WHAT IS BEING ASKED:
Your response should be the lines from the one holding "Give me the" to the last line of the data below, copied exactly and with no additions.

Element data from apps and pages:
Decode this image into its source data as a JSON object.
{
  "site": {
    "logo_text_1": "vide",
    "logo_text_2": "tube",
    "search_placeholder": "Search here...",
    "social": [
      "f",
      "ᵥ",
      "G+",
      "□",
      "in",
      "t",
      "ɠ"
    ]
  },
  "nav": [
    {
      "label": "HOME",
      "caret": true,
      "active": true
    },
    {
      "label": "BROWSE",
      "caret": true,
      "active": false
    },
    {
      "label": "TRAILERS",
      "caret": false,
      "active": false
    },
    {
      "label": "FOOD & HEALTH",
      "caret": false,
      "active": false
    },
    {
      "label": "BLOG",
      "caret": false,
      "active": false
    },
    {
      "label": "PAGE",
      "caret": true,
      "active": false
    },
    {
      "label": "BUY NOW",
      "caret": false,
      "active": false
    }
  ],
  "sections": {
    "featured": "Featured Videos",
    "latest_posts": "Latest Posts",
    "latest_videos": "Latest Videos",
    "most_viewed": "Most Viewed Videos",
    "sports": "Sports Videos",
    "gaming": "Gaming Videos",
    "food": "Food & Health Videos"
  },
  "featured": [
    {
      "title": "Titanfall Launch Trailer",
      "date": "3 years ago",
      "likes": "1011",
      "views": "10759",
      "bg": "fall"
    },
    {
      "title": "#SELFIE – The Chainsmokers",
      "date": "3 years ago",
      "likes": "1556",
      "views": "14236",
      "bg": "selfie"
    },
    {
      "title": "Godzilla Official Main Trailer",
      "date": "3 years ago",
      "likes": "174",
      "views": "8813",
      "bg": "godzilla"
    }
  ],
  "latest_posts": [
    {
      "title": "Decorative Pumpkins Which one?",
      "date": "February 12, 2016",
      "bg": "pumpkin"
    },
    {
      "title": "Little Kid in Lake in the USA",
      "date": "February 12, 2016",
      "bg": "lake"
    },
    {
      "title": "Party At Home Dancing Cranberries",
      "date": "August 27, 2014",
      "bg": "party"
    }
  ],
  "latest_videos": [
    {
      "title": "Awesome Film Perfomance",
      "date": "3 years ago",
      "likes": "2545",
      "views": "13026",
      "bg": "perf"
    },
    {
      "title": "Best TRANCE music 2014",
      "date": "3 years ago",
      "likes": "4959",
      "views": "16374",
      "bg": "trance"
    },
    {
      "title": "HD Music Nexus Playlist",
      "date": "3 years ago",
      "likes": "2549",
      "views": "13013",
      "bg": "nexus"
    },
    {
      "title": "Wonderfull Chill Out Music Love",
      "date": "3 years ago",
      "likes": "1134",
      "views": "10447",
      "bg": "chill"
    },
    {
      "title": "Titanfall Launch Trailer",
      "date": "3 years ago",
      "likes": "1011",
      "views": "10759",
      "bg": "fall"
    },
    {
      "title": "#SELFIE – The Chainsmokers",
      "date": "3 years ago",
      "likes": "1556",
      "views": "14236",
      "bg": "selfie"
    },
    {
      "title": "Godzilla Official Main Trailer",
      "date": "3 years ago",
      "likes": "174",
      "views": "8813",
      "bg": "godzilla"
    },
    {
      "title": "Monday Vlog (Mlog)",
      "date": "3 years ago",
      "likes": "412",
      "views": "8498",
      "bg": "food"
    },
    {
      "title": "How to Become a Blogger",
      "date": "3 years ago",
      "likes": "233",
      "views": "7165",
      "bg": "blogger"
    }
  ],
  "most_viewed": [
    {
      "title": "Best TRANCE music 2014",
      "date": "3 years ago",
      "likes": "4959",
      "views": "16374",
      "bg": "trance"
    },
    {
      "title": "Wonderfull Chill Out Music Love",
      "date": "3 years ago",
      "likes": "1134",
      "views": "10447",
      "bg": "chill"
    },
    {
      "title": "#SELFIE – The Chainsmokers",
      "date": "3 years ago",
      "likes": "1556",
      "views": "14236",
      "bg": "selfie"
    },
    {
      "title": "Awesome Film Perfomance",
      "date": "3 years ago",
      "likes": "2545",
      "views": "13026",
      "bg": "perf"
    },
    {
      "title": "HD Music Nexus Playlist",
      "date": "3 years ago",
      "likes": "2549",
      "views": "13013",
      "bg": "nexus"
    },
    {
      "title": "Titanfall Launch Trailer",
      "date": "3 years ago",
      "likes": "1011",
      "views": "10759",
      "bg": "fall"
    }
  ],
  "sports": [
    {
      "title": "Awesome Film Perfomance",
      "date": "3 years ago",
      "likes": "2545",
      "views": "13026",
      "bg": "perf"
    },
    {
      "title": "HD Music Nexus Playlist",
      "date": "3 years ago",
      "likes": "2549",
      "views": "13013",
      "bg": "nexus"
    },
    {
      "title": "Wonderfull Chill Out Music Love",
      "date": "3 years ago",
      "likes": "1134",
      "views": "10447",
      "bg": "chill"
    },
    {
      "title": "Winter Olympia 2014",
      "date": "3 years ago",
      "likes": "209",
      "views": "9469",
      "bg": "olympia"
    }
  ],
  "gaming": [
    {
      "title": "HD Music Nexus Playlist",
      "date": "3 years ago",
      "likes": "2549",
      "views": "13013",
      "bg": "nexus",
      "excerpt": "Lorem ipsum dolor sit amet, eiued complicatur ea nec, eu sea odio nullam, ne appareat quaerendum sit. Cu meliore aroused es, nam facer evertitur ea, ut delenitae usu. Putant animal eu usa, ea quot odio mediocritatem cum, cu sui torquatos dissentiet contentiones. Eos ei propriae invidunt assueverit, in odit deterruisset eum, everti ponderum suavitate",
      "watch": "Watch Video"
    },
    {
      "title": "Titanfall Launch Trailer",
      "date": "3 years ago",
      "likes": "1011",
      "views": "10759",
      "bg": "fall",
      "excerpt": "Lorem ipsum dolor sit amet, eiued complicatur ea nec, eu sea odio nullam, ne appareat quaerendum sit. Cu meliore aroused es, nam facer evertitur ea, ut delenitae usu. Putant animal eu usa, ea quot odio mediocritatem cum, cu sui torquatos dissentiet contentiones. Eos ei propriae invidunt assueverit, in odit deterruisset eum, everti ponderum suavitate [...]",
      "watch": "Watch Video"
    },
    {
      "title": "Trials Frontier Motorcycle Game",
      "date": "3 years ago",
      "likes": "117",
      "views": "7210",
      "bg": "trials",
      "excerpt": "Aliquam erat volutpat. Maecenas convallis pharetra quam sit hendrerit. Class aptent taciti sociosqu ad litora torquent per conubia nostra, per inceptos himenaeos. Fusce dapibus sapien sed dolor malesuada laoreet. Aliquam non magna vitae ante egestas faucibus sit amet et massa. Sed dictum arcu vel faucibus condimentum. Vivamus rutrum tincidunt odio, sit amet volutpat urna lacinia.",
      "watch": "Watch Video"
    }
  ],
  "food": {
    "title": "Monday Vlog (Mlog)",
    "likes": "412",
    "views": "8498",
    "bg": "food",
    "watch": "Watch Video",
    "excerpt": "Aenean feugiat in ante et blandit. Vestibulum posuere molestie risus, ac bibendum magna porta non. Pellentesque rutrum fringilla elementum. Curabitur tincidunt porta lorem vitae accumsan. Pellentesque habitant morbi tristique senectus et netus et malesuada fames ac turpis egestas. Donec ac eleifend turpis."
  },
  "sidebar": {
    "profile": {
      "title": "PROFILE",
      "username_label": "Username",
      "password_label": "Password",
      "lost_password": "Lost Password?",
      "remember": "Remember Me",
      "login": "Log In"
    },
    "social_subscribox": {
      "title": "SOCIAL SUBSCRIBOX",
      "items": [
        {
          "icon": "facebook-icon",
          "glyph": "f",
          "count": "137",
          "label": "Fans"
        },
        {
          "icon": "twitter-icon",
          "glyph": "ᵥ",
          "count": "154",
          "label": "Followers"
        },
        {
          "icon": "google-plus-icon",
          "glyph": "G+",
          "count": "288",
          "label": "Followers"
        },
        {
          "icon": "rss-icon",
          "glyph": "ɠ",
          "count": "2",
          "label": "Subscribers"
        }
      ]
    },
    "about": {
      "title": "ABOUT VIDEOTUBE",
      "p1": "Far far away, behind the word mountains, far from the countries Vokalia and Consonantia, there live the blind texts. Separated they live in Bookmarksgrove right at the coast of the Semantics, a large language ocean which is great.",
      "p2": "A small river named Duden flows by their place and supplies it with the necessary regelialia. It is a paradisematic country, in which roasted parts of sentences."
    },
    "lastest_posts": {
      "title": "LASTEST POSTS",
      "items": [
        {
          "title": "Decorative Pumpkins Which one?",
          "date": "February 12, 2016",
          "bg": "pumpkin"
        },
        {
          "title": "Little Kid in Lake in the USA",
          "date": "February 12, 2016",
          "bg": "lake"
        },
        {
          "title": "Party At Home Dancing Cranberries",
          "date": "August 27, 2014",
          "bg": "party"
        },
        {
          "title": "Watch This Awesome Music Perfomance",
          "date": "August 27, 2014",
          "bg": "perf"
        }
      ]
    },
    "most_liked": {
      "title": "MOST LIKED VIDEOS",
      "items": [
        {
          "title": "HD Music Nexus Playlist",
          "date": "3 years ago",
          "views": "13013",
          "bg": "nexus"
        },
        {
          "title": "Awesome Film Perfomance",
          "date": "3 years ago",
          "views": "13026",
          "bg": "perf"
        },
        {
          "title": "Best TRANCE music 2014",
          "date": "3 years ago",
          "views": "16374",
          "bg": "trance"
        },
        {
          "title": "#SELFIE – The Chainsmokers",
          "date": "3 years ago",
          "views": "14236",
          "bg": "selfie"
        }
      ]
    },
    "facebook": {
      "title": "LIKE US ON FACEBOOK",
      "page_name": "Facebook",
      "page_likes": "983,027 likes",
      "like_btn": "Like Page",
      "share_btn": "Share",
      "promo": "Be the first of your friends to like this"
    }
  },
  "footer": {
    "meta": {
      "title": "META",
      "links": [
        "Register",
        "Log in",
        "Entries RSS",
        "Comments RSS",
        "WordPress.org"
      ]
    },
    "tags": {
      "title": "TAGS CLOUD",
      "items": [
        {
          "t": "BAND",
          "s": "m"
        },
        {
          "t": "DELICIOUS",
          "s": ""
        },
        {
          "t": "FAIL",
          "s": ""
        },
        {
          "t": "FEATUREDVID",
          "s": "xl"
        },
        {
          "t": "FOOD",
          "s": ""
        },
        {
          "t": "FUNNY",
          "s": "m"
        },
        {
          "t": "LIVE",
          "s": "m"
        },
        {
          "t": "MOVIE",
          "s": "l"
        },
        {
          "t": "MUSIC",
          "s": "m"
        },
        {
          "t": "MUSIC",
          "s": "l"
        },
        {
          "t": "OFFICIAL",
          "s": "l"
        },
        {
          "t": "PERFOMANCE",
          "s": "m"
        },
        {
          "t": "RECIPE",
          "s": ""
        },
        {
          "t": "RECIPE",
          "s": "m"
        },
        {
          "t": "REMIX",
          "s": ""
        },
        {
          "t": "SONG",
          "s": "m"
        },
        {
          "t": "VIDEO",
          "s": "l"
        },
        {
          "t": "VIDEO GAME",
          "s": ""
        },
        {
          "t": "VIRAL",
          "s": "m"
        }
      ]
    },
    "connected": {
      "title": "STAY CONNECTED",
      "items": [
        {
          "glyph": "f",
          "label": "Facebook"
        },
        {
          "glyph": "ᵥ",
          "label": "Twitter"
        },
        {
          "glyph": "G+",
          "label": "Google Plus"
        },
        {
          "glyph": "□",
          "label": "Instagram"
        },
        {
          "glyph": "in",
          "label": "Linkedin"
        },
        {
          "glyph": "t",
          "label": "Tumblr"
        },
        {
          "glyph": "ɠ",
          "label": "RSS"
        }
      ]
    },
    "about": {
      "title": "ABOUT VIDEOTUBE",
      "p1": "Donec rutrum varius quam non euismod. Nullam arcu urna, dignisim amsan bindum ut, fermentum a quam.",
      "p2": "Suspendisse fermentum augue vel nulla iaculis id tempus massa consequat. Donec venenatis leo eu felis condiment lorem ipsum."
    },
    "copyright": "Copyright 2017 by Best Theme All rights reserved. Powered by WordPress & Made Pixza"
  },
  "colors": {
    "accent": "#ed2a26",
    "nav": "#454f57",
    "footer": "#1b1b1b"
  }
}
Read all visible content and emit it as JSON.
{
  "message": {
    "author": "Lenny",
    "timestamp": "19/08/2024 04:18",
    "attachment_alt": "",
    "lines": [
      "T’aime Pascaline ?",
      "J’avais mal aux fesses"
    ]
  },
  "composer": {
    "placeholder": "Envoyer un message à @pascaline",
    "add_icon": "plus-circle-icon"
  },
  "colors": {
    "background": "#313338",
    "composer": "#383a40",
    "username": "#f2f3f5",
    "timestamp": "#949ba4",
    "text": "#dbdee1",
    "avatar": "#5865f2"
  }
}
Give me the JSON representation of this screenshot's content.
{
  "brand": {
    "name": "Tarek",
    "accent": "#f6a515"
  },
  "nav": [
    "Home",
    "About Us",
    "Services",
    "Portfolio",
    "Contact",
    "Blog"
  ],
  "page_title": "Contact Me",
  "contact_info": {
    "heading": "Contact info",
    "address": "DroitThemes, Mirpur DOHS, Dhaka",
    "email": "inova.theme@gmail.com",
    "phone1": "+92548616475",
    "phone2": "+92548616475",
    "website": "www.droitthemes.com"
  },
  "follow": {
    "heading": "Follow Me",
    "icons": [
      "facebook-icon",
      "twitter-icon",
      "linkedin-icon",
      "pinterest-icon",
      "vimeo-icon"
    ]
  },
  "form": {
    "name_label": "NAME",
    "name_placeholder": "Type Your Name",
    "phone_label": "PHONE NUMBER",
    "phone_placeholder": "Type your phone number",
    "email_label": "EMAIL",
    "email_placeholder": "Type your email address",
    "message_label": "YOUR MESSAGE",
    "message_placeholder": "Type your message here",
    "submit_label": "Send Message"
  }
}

SOLUTION TO THIS EXERCISE:
Give me the JSON representation of this screenshot's content.
{
  "brand": {
    "name": "Tarek",
    "accent": "#f6a515"
  },
  "nav": [
    "Home",
    "About Us",
    "Services",
    "Portfolio",
    "Contact",
    "Blog"
  ],
  "page_title": "Contact Me",
  "contact_info": {
    "heading": "Contact info",
    "address": "DroitThemes, Mirpur DOHS, Dhaka",
    "email": "inova.theme@gmail.com",
    "phone1": "+92548616475",
    "phone2": "+92548616475",
    "website": "www.droitthemes.com"
  },
  "follow": {
    "heading": "Follow Me",
    "icons": [
      "facebook-icon",
      "twitter-icon",
      "linkedin-icon",
      "pinterest-icon",
      "vimeo-icon"
    ]
  },
  "form": {
    "name_label": "NAME",
    "name_placeholder": "Type Your Name",
    "phone_label": "PHONE NUMBER",
    "phone_placeholder": "Type your phone number",
    "email_label": "EMAIL",
    "email_placeholder": "Type your email address",
    "message_label": "YOUR MESSAGE",
    "message_placeholder": "Type your message here",
    "submit_label": "Send Message"
  }
}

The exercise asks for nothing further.